Work to complete: Every line in the following data that has "kind" counts toward the total; state that total alone.

Raw data:
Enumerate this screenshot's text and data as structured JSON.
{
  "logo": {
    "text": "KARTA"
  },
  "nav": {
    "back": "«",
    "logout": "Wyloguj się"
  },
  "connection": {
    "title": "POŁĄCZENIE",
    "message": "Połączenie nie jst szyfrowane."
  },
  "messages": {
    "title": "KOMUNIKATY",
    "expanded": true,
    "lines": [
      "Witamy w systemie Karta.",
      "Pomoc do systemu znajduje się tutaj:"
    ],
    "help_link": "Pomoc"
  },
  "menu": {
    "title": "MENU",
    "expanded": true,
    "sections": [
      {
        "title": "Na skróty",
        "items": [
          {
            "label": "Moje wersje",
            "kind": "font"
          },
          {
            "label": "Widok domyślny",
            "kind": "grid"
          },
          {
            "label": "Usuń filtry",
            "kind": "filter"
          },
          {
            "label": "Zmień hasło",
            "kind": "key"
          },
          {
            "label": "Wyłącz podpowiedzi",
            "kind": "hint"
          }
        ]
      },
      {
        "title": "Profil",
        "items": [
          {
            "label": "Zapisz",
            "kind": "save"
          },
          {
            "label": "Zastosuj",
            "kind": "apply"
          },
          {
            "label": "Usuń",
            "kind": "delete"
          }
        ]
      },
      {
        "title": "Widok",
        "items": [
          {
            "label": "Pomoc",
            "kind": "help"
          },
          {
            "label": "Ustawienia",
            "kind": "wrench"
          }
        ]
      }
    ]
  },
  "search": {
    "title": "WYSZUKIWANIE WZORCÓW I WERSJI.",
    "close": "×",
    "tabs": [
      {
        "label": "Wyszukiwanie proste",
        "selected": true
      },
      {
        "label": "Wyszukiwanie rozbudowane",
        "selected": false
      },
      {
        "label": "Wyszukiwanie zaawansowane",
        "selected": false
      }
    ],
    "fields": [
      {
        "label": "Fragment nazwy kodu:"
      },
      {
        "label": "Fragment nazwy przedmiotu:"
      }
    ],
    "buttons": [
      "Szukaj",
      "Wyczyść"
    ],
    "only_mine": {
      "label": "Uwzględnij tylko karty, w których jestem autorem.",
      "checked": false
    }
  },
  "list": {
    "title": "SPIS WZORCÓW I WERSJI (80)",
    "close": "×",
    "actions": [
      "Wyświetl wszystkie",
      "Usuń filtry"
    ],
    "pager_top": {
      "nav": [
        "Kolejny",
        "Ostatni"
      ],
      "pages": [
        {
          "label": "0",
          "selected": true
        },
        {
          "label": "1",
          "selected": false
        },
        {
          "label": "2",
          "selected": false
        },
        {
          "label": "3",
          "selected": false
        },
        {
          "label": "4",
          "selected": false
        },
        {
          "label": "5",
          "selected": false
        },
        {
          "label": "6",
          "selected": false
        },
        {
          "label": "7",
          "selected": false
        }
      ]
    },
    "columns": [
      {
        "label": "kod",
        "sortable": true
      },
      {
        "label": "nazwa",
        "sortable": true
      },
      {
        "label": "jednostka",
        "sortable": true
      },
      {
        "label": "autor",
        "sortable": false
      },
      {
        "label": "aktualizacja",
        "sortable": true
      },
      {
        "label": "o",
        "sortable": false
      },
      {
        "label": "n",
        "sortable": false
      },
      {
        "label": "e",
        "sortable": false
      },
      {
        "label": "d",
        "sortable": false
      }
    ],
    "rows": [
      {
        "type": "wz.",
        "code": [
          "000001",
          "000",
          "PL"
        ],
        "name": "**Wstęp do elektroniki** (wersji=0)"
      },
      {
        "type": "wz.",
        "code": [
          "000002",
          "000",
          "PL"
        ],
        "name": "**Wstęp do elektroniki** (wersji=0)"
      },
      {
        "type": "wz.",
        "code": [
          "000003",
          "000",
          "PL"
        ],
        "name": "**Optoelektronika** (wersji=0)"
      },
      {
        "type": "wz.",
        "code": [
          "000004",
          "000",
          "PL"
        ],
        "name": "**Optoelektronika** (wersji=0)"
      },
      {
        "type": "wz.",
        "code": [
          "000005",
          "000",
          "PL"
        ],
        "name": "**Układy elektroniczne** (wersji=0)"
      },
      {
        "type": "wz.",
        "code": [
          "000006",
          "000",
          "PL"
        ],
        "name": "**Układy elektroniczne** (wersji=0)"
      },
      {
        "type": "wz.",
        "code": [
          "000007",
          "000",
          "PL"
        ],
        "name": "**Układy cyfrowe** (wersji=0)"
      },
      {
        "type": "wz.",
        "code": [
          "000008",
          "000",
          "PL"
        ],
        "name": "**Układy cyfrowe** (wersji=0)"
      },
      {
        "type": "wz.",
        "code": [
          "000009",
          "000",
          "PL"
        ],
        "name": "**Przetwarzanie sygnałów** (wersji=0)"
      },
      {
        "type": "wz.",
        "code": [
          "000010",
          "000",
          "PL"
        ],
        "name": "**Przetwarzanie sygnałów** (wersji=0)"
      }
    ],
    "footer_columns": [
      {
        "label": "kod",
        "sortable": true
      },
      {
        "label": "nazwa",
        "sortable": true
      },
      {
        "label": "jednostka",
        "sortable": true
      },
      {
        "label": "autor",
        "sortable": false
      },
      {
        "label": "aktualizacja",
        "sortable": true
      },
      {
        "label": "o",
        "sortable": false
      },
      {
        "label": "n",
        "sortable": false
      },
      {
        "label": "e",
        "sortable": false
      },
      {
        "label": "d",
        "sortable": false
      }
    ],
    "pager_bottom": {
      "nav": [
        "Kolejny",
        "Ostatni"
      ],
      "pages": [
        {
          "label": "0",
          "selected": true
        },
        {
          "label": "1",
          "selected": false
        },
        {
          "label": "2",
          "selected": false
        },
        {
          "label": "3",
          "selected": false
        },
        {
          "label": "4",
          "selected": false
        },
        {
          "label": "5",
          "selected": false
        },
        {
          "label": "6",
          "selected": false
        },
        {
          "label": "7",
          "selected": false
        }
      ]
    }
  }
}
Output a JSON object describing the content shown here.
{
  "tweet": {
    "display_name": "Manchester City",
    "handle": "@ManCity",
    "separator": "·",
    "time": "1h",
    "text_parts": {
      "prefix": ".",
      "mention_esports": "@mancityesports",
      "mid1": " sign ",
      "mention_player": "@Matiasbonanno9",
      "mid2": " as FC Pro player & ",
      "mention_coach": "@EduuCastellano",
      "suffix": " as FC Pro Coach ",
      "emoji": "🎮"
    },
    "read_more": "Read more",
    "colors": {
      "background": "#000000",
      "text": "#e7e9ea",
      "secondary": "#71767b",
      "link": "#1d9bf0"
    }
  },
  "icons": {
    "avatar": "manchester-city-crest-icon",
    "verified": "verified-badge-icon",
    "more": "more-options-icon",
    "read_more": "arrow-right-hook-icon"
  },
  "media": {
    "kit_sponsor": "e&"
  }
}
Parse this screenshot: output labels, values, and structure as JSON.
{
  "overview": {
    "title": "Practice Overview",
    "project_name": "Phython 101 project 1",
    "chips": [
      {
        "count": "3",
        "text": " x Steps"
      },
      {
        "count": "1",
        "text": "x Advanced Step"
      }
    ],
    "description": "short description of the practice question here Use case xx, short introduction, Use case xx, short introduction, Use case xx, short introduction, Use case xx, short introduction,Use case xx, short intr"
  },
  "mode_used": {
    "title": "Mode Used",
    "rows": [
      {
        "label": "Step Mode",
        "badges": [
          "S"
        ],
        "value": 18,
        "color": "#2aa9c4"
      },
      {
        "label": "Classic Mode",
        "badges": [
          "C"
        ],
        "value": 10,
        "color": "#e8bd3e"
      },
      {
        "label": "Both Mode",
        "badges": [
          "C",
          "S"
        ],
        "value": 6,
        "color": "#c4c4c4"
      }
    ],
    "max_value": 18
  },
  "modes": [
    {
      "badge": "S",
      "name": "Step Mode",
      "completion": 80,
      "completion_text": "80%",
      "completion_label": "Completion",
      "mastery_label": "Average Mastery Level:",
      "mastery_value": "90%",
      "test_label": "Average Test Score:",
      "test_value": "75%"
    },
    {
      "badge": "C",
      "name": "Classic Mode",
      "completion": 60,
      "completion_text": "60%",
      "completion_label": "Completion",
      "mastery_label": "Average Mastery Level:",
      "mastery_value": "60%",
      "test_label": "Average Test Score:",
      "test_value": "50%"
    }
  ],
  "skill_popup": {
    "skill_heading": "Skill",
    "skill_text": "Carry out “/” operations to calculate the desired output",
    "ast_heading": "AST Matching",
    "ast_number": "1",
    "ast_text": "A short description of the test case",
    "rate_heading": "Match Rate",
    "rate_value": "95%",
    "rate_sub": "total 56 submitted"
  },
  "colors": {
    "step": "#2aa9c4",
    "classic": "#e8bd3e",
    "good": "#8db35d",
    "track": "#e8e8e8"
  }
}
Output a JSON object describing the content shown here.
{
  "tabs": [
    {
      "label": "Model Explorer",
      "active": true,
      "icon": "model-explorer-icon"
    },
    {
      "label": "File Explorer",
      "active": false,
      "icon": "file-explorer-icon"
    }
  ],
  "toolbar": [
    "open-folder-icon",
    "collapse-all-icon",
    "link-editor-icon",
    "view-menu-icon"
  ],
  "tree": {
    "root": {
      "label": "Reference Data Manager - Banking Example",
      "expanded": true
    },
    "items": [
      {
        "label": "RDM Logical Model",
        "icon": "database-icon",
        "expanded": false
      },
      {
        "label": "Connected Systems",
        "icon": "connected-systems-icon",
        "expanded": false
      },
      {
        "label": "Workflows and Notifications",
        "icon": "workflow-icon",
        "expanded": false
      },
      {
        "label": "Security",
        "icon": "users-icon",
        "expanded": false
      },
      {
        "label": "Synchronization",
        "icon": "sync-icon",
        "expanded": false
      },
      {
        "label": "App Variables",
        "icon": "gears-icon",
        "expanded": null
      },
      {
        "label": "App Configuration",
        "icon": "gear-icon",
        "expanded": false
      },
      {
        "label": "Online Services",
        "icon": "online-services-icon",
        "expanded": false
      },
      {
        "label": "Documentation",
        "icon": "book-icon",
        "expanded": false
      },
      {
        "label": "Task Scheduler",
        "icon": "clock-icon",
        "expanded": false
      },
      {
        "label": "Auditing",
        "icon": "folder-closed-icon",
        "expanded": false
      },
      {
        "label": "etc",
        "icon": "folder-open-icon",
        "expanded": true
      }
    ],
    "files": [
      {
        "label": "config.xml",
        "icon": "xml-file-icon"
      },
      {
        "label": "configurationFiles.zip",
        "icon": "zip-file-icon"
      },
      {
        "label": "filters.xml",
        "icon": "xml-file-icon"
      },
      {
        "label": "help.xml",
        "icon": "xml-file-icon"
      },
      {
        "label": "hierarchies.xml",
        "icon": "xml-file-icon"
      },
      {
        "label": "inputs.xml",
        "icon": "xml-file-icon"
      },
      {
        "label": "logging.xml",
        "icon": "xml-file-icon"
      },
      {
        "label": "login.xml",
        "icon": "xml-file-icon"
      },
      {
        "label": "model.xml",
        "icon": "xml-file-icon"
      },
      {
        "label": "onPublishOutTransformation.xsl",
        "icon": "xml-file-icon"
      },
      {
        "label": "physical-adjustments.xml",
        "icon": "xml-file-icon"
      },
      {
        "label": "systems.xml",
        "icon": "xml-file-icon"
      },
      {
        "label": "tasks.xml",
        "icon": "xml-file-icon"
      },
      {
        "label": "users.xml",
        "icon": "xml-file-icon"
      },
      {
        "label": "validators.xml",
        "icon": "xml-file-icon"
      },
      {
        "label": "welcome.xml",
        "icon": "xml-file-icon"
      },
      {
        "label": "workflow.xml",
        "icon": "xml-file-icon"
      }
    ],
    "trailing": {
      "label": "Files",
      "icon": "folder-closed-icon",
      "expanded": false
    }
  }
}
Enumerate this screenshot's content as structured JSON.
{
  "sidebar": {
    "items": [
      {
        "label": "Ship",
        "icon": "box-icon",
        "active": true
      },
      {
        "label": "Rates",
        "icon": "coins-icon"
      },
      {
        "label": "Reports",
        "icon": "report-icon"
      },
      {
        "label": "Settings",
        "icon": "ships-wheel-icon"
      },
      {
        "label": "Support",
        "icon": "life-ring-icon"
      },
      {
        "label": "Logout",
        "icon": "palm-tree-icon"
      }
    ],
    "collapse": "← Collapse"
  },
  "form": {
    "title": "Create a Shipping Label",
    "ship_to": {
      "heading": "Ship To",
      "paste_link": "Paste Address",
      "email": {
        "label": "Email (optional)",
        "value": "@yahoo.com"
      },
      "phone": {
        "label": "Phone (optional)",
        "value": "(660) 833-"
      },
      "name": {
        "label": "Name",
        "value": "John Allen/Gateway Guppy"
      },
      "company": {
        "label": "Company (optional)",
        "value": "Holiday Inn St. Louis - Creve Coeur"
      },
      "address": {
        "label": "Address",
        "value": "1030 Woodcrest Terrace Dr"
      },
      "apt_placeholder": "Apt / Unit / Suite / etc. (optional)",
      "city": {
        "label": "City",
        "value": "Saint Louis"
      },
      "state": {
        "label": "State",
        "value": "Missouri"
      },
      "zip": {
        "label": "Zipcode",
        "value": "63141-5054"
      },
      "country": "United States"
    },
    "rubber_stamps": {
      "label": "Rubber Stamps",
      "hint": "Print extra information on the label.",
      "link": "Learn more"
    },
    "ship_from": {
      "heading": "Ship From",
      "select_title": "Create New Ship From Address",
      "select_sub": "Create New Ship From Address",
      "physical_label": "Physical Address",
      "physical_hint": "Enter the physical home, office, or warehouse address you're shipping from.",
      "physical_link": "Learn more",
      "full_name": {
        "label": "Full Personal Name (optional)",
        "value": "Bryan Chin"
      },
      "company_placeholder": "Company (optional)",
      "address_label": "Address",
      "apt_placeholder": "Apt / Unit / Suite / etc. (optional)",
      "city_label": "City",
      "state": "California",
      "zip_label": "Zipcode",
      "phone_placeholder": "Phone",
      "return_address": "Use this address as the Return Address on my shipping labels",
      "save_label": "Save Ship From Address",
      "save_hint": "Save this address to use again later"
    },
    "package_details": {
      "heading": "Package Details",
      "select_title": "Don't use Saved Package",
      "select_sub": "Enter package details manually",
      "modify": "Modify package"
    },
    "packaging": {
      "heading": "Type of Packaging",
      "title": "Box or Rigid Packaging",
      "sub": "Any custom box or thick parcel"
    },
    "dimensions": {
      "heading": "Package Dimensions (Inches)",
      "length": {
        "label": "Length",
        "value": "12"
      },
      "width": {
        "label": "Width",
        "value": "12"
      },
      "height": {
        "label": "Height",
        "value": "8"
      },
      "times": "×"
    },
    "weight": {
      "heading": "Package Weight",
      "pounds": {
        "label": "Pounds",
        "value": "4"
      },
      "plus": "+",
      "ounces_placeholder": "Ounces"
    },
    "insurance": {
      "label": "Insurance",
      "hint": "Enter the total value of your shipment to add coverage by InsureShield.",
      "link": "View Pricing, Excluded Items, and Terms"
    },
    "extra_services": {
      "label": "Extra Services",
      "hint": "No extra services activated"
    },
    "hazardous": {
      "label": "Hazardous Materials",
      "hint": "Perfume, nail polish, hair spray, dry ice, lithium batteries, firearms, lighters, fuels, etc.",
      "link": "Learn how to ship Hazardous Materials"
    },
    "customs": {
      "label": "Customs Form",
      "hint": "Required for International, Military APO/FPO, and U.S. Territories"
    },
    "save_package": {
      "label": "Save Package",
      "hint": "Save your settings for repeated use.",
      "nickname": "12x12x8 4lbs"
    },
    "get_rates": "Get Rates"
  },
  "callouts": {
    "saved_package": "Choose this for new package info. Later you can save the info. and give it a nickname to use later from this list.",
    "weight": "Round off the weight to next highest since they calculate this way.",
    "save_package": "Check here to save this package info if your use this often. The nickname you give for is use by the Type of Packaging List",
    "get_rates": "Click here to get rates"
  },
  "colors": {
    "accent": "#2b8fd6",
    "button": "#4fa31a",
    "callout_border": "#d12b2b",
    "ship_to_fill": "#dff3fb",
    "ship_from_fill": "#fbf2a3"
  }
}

Solution below: 10